There are some thoughts that PSG Talon only finished top 4 at MSI 2021 because Cloud9 massively underperformed. What problems do you think they will have at Worlds that doesn't make you as confident in PSG Talon getting out of the Group Stage even though they were able to at MSI?
Before I answer your question, to any Cloud9 fans who think that: maybe your team should try getting good.
Going into the semifinals of the PCS Summer Playoffs, I wouldn't have felt this way about PSG Talon. However, PSG didn't get challenged for the longest time domestically, and when it happens for the first time like it did in the semifinals, you start to get a little nervous. This is a team that has basically been playing the same style of beating opponents down in lane and snowballing the game. It was probably going to happen eventually, but I think Beyond Gaming exposed some of PSG's weaknesses.
Part of those weaknesses come from the draft. PSG did some weird stuff in both post-season series' against BYG. Particularly, putting Maple on utility picks like Karma and Lissandra was very strange. He just did absolutely nothing all game. Sometimes, PSG try to experiment and play outside of what they're good. Maple is a legendary player — give the man something he can carry on. At any point, he's probably got five or six champions that he can excel on, but this year it's been assassins like Akali.
PSG also has to give River a carry champion, and the problem is that they struggle to adapt outside of this style of composition. I worry that if the Worlds 2021 meta doesn't suit what PSG wants to do by default, they're going to have some trouble. The reason I have more hope for Beyond Gaming is that they seem a bit more flexible and versatile, and I think that comes from the youthfulness of some of their players. The other reasons are that no one is expecting them to do well, and of course, the difference in competition in their respective stages.
I'm not saying Beyond is going to do better than PSG, I'm saying that Beyond will have an easier time in the Play-In than PSG will have in the Group Stage.

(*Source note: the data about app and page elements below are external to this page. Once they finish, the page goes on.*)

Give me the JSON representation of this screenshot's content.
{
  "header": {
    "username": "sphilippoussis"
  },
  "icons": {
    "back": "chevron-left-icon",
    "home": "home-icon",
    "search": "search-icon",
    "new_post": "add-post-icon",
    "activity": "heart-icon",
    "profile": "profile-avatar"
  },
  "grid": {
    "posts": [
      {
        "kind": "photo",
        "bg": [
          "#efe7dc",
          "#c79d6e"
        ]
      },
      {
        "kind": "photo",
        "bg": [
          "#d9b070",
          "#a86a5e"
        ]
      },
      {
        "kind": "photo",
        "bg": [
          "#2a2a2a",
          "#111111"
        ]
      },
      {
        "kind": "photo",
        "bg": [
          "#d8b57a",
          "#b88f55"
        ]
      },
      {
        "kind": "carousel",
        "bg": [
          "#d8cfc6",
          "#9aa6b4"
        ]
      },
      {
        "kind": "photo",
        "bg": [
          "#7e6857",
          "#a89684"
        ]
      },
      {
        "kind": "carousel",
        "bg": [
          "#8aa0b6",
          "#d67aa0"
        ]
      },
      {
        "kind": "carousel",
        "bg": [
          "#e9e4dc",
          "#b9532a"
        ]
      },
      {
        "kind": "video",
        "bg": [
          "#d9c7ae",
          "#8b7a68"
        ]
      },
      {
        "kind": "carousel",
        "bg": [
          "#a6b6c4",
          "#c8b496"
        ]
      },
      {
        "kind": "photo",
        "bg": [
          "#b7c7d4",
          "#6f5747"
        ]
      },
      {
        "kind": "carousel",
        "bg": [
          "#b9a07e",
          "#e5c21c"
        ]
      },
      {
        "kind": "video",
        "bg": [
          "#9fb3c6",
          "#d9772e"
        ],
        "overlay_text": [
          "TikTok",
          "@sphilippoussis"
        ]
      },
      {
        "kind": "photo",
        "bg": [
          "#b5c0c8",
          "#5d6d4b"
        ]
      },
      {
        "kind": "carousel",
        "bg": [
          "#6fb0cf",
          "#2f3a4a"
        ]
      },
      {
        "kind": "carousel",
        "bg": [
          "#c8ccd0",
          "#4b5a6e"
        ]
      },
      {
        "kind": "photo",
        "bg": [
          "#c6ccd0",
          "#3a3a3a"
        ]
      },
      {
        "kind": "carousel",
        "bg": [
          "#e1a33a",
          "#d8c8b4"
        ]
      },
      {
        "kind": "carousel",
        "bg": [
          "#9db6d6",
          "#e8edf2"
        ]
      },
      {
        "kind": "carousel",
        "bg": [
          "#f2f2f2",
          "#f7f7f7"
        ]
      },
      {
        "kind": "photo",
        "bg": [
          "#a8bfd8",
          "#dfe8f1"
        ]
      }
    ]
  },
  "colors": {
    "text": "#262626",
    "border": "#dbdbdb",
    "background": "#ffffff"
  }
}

That being said, I will be hoping for PSG to make it out of groups. I think having a Pool 1 seed is huge for them because it means they get to dodge some of the tougher opponents. I think they have the talent in skill in them to push forward and potentially make quarterfinals. Semifinals would be huge, but there are so many strong teams, it's hard to say.
I'm not super worried about NA, but they are looking better than they have previously. The EU teams this year are crazy, the Korean representatives are insane, and the LPL teams are always huge. PSG could have an advantage since they could scrim some of those teams before Worlds, but when a team doesn't get challenged domestically, they can struggle internationally.
My hope is that PSG Talon got a wake-up call against Beyond Gaming and have realized they need to make some changes, especially in the draft. Individual skill is great, but it will only take you so far. If PSG have learned those lessons, they can go far.